Mere resemblance of words does not establish identity of class among languages, such a similarity being often found to exist, when in other respects the difference is radical. It requires similarity of idiom and grammatical structure to establish the existence of such an identity. This similarity exists to a remarkable extent between the Gaelic and the Latin. There is not space here for entering into details, but a few examples may be given. There is no definite article in either language, the simple form of the noun including in it the article, thus, a man is fear, Latin vir, the former having in the genitive fir, the latter viri. The definite article am, an, , in Gaelic has no representative in Latin; thus an duine represents homo. The inflection in a large class of Gaelic nouns is by attenuation, while the nominative plural and genitive singular of such nouns are alike. So with the Latin, monachus, gen. monachi, nom.plur. monachi;Gaelic, manach,gen. manaich,nom.plur. manaich. The structure of the verb is remarkably similar in both languages. This appears specially in the gerund, which in Gaelic is the only form used to represent the infinitive and the present participle. The use of the subjunctive mood largely is characteristic of the Gaelic as of the Latin. The prepositions which are so variously and extensively used in Gaelic, present another analogy to the Latin. But the analogies in grammatical structure are so numerous that they can only be accounted for by tracing the languages to the same source. Another series of resemblances is to be found in the peculiar idioms which characterise both tongues. Thus, possession is in both represented by the peculiar use of the verb to be. Est mihi liber, there is to me a book, is represented in Gaelic by tha leabhar agam, which means, like the Latin, a book is to me.

But there is one peculiarity which distinguishes the Gaelic from and the whole class of Celtic tongues from all others. Many of the changes included in inflection and regimen occur in the initial consonant of the word. This change is usually held to be distinctive of gender, but its effect is wider than that, as it occurs in cases where no distinction of gender is expressed. This change, usually called aspiration, implies a softening of the initial consonants of words. Thus b becomes v, m becomes v, p becomes f, g becomes y, d becomes y, c becomes ch, more or less guttural, s and t become h, and so on. These changes are marked in orthography by the insertion of the letter h. This is a remarkable peculiarity converting such a word as mr into vr, spelled mhr; bs into vs, spelled bhs; duine into yuine, spelled dhuine.
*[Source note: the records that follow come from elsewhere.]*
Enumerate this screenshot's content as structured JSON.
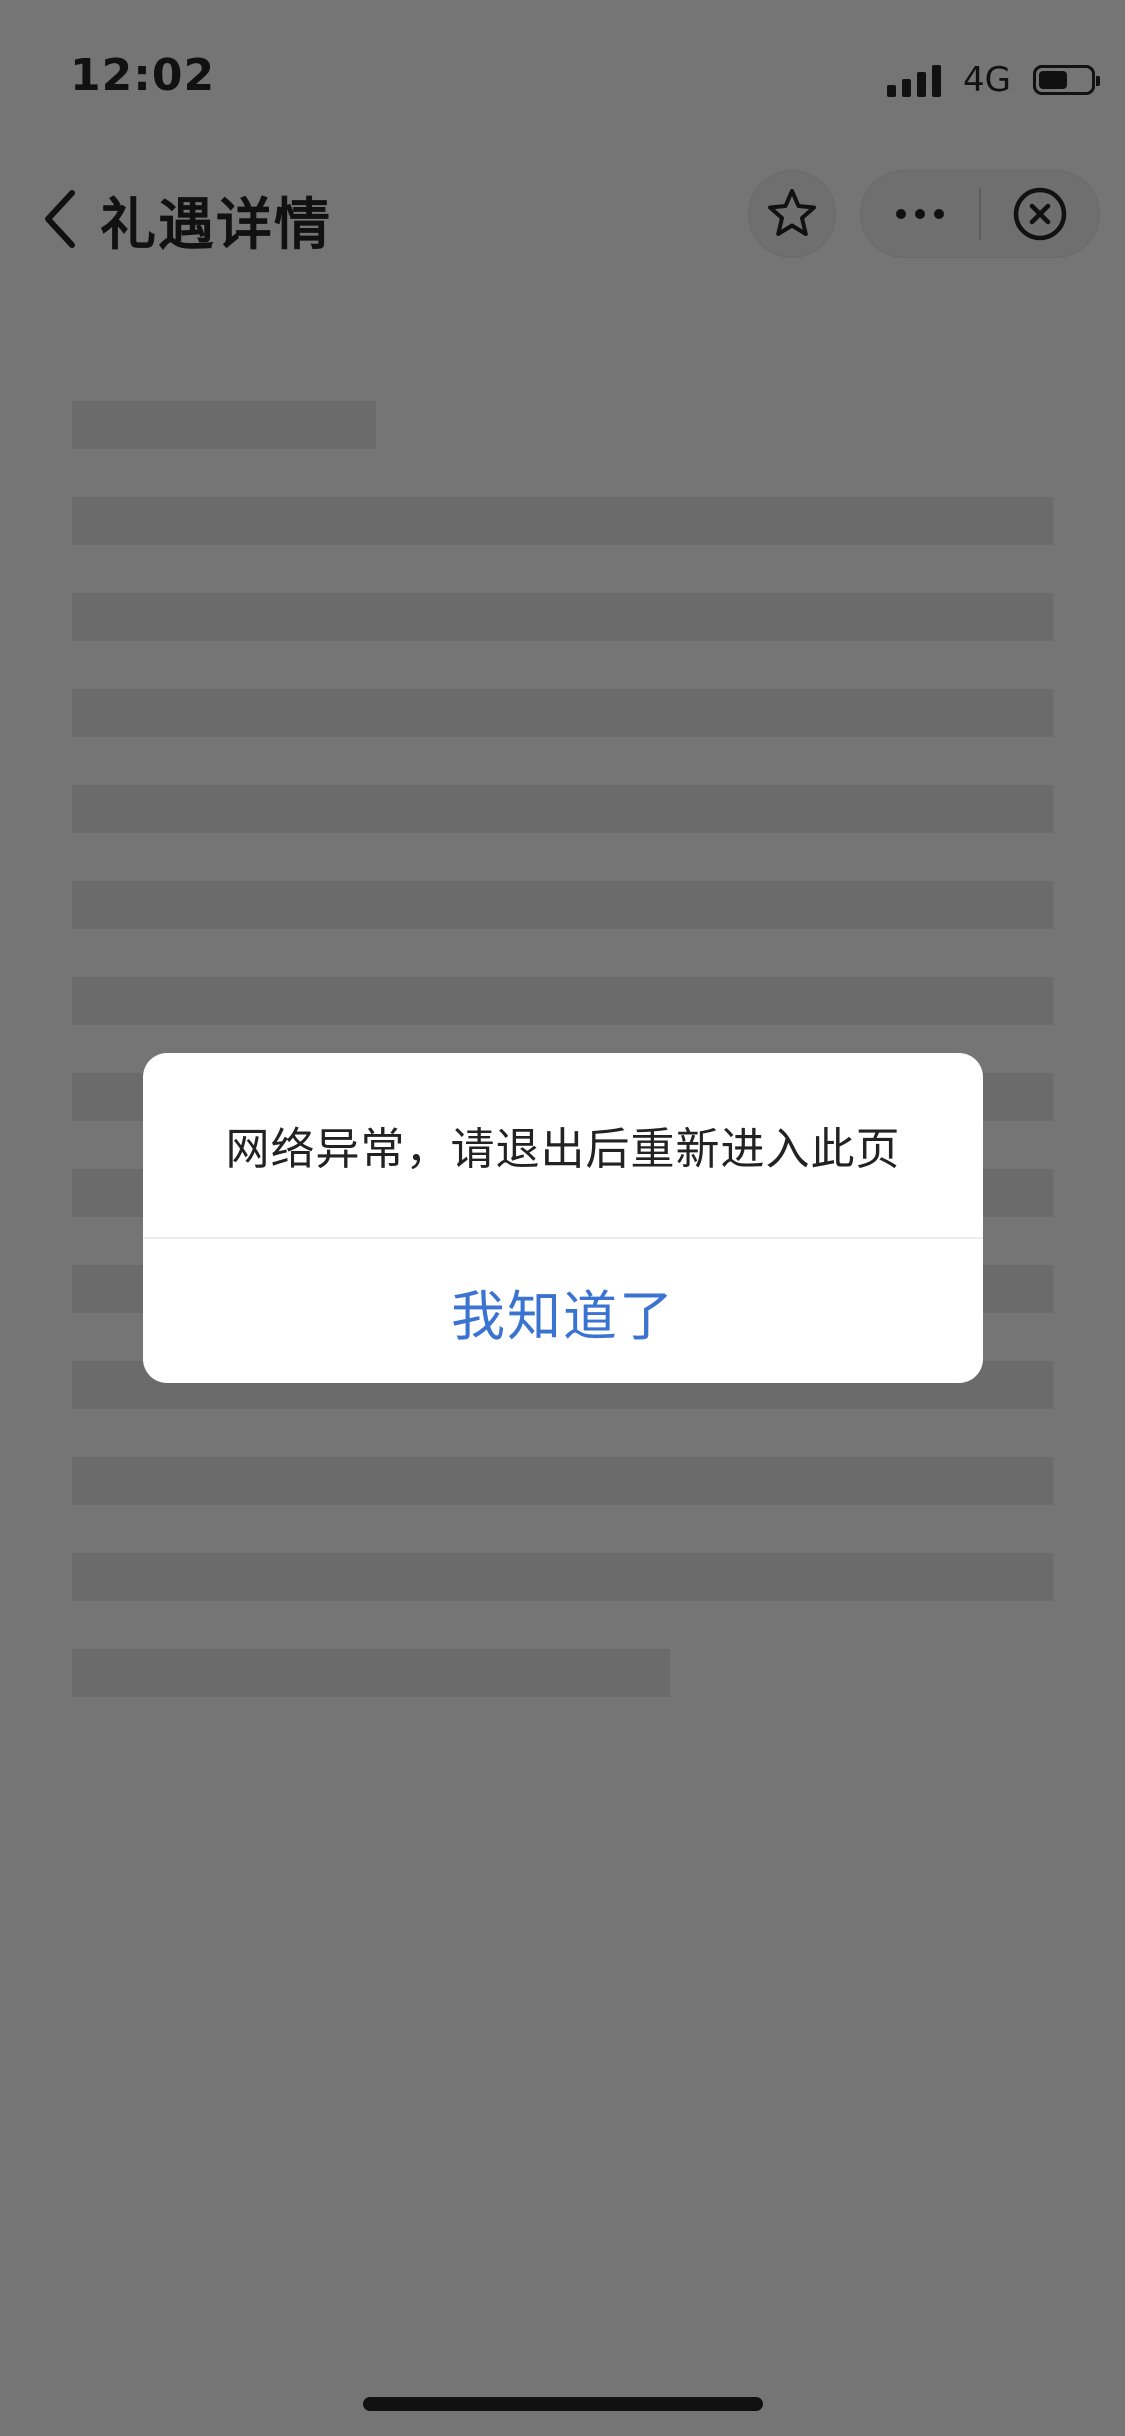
{
  "status_bar": {
    "time": "12:02",
    "network": "4G",
    "battery_level": 0.55
  },
  "nav": {
    "title": "礼遇详情",
    "icons": [
      "chevron-left-icon",
      "star-icon",
      "more-icon",
      "close-circle-icon"
    ]
  },
  "dialog": {
    "message": "网络异常，请退出后重新进入此页",
    "confirm_label": "我知道了",
    "confirm_color": "#3b73d0"
  },
  "colors": {
    "overlay_background": "#757575",
    "skeleton": "#6b6b6b",
    "dialog_background": "#ffffff"
  }
}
This peculiarity partly accounts for the number of letters h introduced into Gaelic spelling, loading the words apparently unnecessarily with consonants, but really serving a very improtant purpose.

It is not desirable, however, in a work like this to prosecute this dissertation further. Suffice it to say, that philologists have come to class the Gaelic with the other Celtic tongues among the great family of Aryan languages, having affinities, some closer, some more distant, with almost all the languages of Europe. It is of much interest to scholars in respect both of the time and the place which it has filled, and fills still, and it is gratifying to all Scottish Celts to know that it has become more than ever a subject of study among literary men.